PROBLEM DETAILS:
Copy out all of the entries below without any change.

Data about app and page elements

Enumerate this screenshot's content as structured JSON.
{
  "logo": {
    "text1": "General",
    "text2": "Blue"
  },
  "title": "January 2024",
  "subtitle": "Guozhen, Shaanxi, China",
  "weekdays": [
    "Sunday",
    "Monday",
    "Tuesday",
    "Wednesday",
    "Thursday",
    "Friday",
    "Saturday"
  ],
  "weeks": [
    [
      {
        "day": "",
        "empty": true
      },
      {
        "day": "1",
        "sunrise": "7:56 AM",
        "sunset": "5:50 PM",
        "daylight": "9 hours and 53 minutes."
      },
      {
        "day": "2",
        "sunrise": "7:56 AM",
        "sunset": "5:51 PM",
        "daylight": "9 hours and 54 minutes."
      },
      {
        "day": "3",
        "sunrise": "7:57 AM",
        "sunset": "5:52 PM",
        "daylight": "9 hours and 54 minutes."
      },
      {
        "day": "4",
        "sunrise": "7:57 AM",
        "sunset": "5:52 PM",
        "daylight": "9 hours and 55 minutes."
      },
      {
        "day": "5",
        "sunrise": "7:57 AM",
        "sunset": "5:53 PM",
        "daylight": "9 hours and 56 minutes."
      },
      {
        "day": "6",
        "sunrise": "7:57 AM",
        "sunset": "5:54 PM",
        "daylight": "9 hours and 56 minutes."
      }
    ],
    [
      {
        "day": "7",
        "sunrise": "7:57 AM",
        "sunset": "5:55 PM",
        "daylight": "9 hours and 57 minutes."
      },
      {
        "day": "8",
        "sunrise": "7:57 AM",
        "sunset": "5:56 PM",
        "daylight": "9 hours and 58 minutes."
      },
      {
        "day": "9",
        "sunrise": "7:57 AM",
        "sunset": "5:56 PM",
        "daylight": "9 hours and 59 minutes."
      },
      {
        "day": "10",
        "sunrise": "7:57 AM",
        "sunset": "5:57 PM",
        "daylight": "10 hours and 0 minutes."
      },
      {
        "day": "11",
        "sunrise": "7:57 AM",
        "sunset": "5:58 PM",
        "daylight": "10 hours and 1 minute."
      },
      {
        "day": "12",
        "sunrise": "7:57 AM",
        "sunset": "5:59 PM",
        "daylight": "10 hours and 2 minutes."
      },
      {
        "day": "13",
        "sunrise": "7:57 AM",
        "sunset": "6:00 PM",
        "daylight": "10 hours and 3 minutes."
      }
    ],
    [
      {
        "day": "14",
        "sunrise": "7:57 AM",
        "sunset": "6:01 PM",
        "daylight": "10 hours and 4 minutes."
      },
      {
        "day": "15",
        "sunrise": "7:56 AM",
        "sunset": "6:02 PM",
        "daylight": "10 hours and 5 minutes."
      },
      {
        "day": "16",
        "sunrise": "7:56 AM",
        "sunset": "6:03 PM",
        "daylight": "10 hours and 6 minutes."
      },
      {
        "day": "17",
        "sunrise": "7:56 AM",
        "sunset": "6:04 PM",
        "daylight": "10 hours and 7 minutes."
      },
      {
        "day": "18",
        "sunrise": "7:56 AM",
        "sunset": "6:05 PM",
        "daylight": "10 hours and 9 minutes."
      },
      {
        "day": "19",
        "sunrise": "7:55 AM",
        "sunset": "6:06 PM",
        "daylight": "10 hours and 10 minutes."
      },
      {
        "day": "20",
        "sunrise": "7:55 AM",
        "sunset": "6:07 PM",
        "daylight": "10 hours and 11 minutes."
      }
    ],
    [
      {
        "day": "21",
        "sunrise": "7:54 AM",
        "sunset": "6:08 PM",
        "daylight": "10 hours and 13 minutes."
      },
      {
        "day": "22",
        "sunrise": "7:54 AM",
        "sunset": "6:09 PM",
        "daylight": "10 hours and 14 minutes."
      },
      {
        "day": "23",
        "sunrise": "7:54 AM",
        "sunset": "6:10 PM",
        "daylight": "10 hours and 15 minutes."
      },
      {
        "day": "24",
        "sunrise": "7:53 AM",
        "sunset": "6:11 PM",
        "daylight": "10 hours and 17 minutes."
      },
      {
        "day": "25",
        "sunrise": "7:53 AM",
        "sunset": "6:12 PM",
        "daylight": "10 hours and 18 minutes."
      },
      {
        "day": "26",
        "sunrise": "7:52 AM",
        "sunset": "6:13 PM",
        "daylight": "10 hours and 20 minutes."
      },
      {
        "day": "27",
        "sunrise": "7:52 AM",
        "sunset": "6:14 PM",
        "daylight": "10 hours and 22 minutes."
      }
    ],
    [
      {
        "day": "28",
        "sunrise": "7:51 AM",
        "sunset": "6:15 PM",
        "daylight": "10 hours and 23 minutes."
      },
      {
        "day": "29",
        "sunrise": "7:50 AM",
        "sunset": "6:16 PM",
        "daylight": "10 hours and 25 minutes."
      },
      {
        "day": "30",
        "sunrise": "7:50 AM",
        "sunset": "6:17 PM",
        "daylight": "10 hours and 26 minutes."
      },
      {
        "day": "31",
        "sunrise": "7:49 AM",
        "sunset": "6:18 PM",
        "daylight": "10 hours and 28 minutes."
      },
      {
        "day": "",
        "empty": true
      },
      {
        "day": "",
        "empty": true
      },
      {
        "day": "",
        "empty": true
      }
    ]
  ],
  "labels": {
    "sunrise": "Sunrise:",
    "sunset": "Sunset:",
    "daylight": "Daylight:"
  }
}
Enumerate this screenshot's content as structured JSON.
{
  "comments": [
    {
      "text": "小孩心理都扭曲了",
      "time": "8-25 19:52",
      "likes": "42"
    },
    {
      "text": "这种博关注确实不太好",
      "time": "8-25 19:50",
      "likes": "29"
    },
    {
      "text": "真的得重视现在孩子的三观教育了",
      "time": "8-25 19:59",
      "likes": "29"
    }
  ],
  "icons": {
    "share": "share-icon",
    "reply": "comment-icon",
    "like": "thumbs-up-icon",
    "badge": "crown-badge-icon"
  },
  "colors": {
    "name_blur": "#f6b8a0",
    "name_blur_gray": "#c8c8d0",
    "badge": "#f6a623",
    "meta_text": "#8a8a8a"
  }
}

SOLUTION FOR THIS EXERCISE:
Enumerate this screenshot's content as structured JSON.
{
  "logo": {
    "text1": "General",
    "text2": "Blue"
  },
  "title": "January 2024",
  "subtitle": "Guozhen, Shaanxi, China",
  "weekdays": [
    "Sunday",
    "Monday",
    "Tuesday",
    "Wednesday",
    "Thursday",
    "Friday",
    "Saturday"
  ],
  "weeks": [
    [
      {
        "day": "",
        "empty": true
      },
      {
        "day": "1",
        "sunrise": "7:56 AM",
        "sunset": "5:50 PM",
        "daylight": "9 hours and 53 minutes."
      },
      {
        "day": "2",
        "sunrise": "7:56 AM",
        "sunset": "5:51 PM",
        "daylight": "9 hours and 54 minutes."
      },
      {
        "day": "3",
        "sunrise": "7:57 AM",
        "sunset": "5:52 PM",
        "daylight": "9 hours and 54 minutes."
      },
      {
        "day": "4",
        "sunrise": "7:57 AM",
        "sunset": "5:52 PM",
        "daylight": "9 hours and 55 minutes."
      },
      {
        "day": "5",
        "sunrise": "7:57 AM",
        "sunset": "5:53 PM",
        "daylight": "9 hours and 56 minutes."
      },
      {
        "day": "6",
        "sunrise": "7:57 AM",
        "sunset": "5:54 PM",
        "daylight": "9 hours and 56 minutes."
      }
    ],
    [
      {
        "day": "7",
        "sunrise": "7:57 AM",
        "sunset": "5:55 PM",
        "daylight": "9 hours and 57 minutes."
      },
      {
        "day": "8",
        "sunrise": "7:57 AM",
        "sunset": "5:56 PM",
        "daylight": "9 hours and 58 minutes."
      },
      {
        "day": "9",
        "sunrise": "7:57 AM",
        "sunset": "5:56 PM",
        "daylight": "9 hours and 59 minutes."
      },
      {
        "day": "10",
        "sunrise": "7:57 AM",
        "sunset": "5:57 PM",
        "daylight": "10 hours and 0 minutes."
      },
      {
        "day": "11",
        "sunrise": "7:57 AM",
        "sunset": "5:58 PM",
        "daylight": "10 hours and 1 minute."
      },
      {
        "day": "12",
        "sunrise": "7:57 AM",
        "sunset": "5:59 PM",
        "daylight": "10 hours and 2 minutes."
      },
      {
        "day": "13",
        "sunrise": "7:57 AM",
        "sunset": "6:00 PM",
        "daylight": "10 hours and 3 minutes."
      }
    ],
    [
      {
        "day": "14",
        "sunrise": "7:57 AM",
        "sunset": "6:01 PM",
        "daylight": "10 hours and 4 minutes."
      },
      {
        "day": "15",
        "sunrise": "7:56 AM",
        "sunset": "6:02 PM",
        "daylight": "10 hours and 5 minutes."
      },
      {
        "day": "16",
        "sunrise": "7:56 AM",
        "sunset": "6:03 PM",
        "daylight": "10 hours and 6 minutes."
      },
      {
        "day": "17",
        "sunrise": "7:56 AM",
        "sunset": "6:04 PM",
        "daylight": "10 hours and 7 minutes."
      },
      {
        "day": "18",
        "sunrise": "7:56 AM",
        "sunset": "6:05 PM",
        "daylight": "10 hours and 9 minutes."
      },
      {
        "day": "19",
        "sunrise": "7:55 AM",
        "sunset": "6:06 PM",
        "daylight": "10 hours and 10 minutes."
      },
      {
        "day": "20",
        "sunrise": "7:55 AM",
        "sunset": "6:07 PM",
        "daylight": "10 hours and 11 minutes."
      }
    ],
    [
      {
        "day": "21",
        "sunrise": "7:54 AM",
        "sunset": "6:08 PM",
        "daylight": "10 hours and 13 minutes."
      },
      {
        "day": "22",
        "sunrise": "7:54 AM",
        "sunset": "6:09 PM",
        "daylight": "10 hours and 14 minutes."
      },
      {
        "day": "23",
        "sunrise": "7:54 AM",
        "sunset": "6:10 PM",
        "daylight": "10 hours and 15 minutes."
      },
      {
        "day": "24",
        "sunrise": "7:53 AM",
        "sunset": "6:11 PM",
        "daylight": "10 hours and 17 minutes."
      },
      {
        "day": "25",
        "sunrise": "7:53 AM",
        "sunset": "6:12 PM",
        "daylight": "10 hours and 18 minutes."
      },
      {
        "day": "26",
        "sunrise": "7:52 AM",
        "sunset": "6:13 PM",
        "daylight": "10 hours and 20 minutes."
      },
      {
        "day": "27",
        "sunrise": "7:52 AM",
        "sunset": "6:14 PM",
        "daylight": "10 hours and 22 minutes."
      }
    ],
    [
      {
        "day": "28",
        "sunrise": "7:51 AM",
        "sunset": "6:15 PM",
        "daylight": "10 hours and 23 minutes."
      },
      {
        "day": "29",
        "sunrise": "7:50 AM",
        "sunset": "6:16 PM",
        "daylight": "10 hours and 25 minutes."
      },
      {
        "day": "30",
        "sunrise": "7:50 AM",
        "sunset": "6:17 PM",
        "daylight": "10 hours and 26 minutes."
      },
      {
        "day": "31",
        "sunrise": "7:49 AM",
        "sunset": "6:18 PM",
        "daylight": "10 hours and 28 minutes."
      },
      {
        "day": "",
        "empty": true
      },
      {
        "day": "",
        "empty": true
      },
      {
        "day": "",
        "empty": true
      }
    ]
  ],
  "labels": {
    "sunrise": "Sunrise:",
    "sunset": "Sunset:",
    "daylight": "Daylight:"
  }
}
Enumerate this screenshot's content as structured JSON.
{
  "comments": [
    {
      "text": "小孩心理都扭曲了",
      "time": "8-25 19:52",
      "likes": "42"
    },
    {
      "text": "这种博关注确实不太好",
      "time": "8-25 19:50",
      "likes": "29"
    },
    {
      "text": "真的得重视现在孩子的三观教育了",
      "time": "8-25 19:59",
      "likes": "29"
    }
  ],
  "icons": {
    "share": "share-icon",
    "reply": "comment-icon",
    "like": "thumbs-up-icon",
    "badge": "crown-badge-icon"
  },
  "colors": {
    "name_blur": "#f6b8a0",
    "name_blur_gray": "#c8c8d0",
    "badge": "#f6a623",
    "meta_text": "#8a8a8a"
  }
}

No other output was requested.